Recommended for selective isolation and differentiation of E.coli and other enteric bacteria from pharmaceutical products in accordance with the microbial limit testing by harmonized methodology of USP/EP/BP/JP.
Ingredients Gms / Litre
Gelatin peptone # 17.000
HMC peptone ## 3.000
Lactose monohydrate 10.000
Sodium chloride 5.000
Bile salts 1.500
Neutral red 0.030
Crystal violet 0.001
pH after sterilization ( at 25°C) 7.1±0.2
**Formula adjusted, standardized to suit performance parameters
# Pancreatic digest of gelatin
## Peptones (meat and casein)
Suspend 49.53 grams (the equivalent weight of dehydrated medium per litre) in 1000 ml purified/distilled water. Heat to boiling to dissolve the medium completely. Sterilize by autoclaving at 15 lbs pressure (121°C) for 15 minutes or as per validated cycle. Cool to 45-50°C. Mix well before pouring into sterile Petri plates. The surface of the medium should be dry when inoculated.
Principle And Interpretation
MacConkey Agar is the earliest selective and differential medium for cultivation of coliform organisms (8,9). Subsequently MacConkey Agar and Broth have been recommended for use in microbiological examination of foodstuffs (10) and for direct plating / inoculation of water samples for coliform counts (1). This medium is also accepted by the Standard Methods for the Examination of Milk and Dairy Products (12). It is recommended in pharmaceutical preparations and is in accordance with the harmonized method of USP/EP/BP/JP (11,2,3,6).
Gelatin peptone and HMC peptone provide the essential nutrients, vitamins and nitrogenous factors required for growth of microorganisms. Lactose monohydrate is the fermentable source of carbohydrate. The selective action of this medium is attributed to crystal violet and bile salts, which are inhibitory to most species of gram-positive bacteria. Sodium chloride maintains the osmotic balance in the medium.

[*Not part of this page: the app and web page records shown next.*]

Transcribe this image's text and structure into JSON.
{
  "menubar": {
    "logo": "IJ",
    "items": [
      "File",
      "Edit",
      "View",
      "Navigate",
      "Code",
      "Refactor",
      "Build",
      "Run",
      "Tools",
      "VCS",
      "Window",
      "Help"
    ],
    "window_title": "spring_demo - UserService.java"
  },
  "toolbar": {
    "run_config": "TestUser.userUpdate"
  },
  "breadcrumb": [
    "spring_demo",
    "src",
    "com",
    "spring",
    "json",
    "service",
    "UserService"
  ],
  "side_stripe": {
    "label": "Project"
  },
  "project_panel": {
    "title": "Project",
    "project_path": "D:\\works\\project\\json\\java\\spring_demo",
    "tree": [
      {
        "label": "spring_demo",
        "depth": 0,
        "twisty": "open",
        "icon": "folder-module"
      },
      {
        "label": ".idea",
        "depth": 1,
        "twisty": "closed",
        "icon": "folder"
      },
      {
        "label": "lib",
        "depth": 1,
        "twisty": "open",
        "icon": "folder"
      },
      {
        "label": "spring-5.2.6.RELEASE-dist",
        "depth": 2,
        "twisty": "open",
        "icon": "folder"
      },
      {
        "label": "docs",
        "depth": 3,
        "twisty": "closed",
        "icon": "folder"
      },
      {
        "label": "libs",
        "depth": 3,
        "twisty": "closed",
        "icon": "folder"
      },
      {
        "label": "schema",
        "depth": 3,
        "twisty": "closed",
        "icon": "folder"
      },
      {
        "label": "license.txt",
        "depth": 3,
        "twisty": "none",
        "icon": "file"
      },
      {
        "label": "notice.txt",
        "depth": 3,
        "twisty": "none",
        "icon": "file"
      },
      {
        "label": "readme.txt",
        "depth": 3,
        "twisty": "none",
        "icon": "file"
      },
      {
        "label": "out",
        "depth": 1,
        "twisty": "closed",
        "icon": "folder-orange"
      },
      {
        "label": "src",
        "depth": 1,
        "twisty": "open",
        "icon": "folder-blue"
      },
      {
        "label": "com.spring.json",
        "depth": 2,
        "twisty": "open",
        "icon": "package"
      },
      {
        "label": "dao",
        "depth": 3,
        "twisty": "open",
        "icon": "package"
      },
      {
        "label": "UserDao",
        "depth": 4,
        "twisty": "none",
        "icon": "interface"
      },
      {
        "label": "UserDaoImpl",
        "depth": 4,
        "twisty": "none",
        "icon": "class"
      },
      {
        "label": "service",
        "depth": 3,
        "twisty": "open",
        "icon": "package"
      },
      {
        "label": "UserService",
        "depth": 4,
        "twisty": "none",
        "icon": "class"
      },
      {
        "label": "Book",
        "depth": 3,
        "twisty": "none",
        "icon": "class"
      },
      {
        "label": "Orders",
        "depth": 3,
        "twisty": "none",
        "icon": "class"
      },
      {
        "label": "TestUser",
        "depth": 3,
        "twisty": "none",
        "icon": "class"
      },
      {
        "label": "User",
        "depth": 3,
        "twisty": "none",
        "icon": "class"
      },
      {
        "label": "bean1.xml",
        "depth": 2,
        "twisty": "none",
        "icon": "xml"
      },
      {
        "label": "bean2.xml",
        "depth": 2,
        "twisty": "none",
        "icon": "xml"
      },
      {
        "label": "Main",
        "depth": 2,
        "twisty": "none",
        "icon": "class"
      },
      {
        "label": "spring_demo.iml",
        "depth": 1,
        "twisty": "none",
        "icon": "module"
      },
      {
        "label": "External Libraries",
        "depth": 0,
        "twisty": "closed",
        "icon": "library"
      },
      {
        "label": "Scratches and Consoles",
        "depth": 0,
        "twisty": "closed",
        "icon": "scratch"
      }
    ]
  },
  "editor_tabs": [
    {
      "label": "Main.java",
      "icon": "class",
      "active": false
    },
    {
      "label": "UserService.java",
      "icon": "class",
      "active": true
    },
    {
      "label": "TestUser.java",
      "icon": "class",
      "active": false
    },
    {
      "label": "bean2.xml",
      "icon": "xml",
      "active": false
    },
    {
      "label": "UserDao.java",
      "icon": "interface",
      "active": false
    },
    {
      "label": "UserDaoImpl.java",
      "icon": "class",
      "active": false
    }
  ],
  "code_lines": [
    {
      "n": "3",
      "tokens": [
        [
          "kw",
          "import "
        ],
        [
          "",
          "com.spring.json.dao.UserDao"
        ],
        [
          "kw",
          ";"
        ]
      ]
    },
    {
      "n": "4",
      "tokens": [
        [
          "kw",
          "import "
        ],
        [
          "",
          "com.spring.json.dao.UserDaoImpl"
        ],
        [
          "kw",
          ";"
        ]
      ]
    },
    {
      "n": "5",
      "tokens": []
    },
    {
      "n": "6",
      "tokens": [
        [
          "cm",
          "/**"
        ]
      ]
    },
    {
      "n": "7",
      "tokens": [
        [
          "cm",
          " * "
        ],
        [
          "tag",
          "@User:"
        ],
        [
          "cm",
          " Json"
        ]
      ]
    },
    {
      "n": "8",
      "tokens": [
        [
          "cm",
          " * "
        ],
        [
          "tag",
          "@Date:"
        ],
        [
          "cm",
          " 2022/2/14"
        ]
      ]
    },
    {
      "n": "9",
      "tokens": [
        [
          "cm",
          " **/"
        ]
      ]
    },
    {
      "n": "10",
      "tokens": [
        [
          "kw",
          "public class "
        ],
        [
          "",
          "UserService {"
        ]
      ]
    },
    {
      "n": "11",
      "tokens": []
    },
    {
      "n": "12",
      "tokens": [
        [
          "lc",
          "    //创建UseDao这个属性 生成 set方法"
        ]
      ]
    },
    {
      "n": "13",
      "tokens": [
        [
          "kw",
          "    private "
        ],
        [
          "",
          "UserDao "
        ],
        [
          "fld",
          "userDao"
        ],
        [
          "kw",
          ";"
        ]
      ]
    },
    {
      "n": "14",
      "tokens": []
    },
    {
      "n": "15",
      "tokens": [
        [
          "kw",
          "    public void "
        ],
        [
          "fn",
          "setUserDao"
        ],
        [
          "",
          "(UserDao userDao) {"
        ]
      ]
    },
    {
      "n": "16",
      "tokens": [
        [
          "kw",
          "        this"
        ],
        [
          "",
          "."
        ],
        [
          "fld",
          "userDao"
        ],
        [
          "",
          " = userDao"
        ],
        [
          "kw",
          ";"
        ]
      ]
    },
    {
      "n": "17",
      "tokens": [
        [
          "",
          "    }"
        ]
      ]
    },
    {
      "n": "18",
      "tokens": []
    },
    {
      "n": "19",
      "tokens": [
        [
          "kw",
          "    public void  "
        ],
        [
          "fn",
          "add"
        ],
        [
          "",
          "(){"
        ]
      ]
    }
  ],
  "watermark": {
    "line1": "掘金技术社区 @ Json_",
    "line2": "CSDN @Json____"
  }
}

After enrichment of Escherichia coli in MacConkey Broth (MH083), it is then subcultured on MacConkey Agar. Gramnegative bacteria usually grow well on the medium and are differentiated by their ability to ferment lactose. Lactose fermenting strains grow as red or pink and may be surrounded by a zone of acid precipitated bile. The red colour is due to production of acid from lactose, absorption of neutral red and a subsequent colour change of the dye when the pH of medium falls below 6.8. Lactose non-fermenting strains, such as Shigella and Salmonella are colourless and transparent and typically do not alter appearance of the medium. Yersinia enterocolitica may appear as small, non-lactose fermenting colonies after incubation at room temperature.
Type of specimen
Pharmaceutical samples, Food and dairy samples, Water samples.